Research in Germany (New England Journal of Medicine 1996:335:1480-5) has found that in pre-eclampsia the rise in peripheral vascular resistance seems to be due to a substantial increase in sympathetic vasoconstrictor activity as measured by a microneurographic technique. Both the blood pressure and the sympathetic activity drop back to normal after delivery. The cause of the overactivity in the sympathetic system remains, however, unexplained.

Does major depression result in lasting changes to the personality? This question is asked and answered in a paper in the “American Journal of Psychiatry” (1996;153:1404-10). A study of first degree relatives of patients with depression found that over six years 122 developed depression themselves while 1234 did not. No evidence was found of personality changes after the depressive illness.

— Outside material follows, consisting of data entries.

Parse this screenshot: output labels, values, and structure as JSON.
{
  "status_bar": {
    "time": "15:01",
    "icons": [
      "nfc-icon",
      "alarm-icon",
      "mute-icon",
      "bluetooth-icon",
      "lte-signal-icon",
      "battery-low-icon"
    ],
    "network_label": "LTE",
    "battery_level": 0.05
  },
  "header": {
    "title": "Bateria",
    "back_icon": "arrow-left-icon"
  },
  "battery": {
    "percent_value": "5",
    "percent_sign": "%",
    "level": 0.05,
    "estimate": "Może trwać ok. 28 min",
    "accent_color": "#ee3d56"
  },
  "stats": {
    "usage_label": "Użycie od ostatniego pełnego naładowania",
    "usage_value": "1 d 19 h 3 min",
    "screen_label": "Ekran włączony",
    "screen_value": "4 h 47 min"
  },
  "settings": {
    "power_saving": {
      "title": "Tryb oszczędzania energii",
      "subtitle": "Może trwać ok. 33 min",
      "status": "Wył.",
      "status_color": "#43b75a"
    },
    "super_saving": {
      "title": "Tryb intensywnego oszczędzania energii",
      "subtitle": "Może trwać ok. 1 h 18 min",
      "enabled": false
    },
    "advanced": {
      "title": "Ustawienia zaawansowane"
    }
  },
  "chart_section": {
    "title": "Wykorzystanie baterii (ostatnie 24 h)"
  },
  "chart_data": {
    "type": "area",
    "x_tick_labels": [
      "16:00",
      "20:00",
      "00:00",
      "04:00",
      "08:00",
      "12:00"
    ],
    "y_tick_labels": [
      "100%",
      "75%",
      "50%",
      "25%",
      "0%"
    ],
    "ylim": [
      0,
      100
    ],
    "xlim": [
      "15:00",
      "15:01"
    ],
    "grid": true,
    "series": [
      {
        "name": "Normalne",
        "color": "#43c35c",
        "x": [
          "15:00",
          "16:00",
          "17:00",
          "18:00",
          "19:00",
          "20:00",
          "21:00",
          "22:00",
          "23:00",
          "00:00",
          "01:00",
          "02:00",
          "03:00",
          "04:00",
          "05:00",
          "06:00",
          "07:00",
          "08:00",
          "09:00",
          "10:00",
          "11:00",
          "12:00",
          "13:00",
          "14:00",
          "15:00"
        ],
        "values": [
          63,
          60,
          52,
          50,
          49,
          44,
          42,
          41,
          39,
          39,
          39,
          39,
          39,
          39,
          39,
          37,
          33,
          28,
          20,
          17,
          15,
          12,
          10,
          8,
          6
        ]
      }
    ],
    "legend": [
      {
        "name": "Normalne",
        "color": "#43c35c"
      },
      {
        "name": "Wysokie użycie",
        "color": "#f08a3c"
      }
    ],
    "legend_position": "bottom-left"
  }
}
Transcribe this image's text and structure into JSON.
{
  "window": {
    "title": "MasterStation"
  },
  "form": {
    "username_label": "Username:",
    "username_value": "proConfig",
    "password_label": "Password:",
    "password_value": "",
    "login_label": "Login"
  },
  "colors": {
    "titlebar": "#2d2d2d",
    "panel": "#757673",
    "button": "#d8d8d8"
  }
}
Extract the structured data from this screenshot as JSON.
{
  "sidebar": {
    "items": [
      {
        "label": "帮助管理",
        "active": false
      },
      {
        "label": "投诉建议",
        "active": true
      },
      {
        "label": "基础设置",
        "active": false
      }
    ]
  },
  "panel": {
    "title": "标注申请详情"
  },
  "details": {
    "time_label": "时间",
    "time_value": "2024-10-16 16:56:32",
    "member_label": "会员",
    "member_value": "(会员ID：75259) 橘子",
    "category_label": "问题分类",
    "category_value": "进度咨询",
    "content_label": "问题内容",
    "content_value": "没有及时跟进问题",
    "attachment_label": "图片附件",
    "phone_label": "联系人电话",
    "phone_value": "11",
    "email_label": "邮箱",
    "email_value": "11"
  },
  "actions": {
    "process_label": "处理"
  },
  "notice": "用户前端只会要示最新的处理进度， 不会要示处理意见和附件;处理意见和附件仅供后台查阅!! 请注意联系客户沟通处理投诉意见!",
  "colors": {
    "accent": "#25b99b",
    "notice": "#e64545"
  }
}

Teleradiology uses modern telecommunications techniques to transmit radiographs from remote hospitals to a centre where the images can be examined by a radiologist. An investigation in northern Norway (Journal of Telemedicine and Telecare 1996;2:136-42) has shown that the system requires a substantial workload to be cost effective: in the Norwegian setting this amounted to around 2000 patients being examined each year at the remote hospital by the teleradiology service.

More than half of 1252 teenagers in Stockholm had used a sunbed four or …

View Full Text

Sign in

Log in through your institution

Free trial

Register for a free trial to thebmj.com to receive unlimited access to all content on thebmj.com for 14 days.
Sign up for a free trial

Subscribe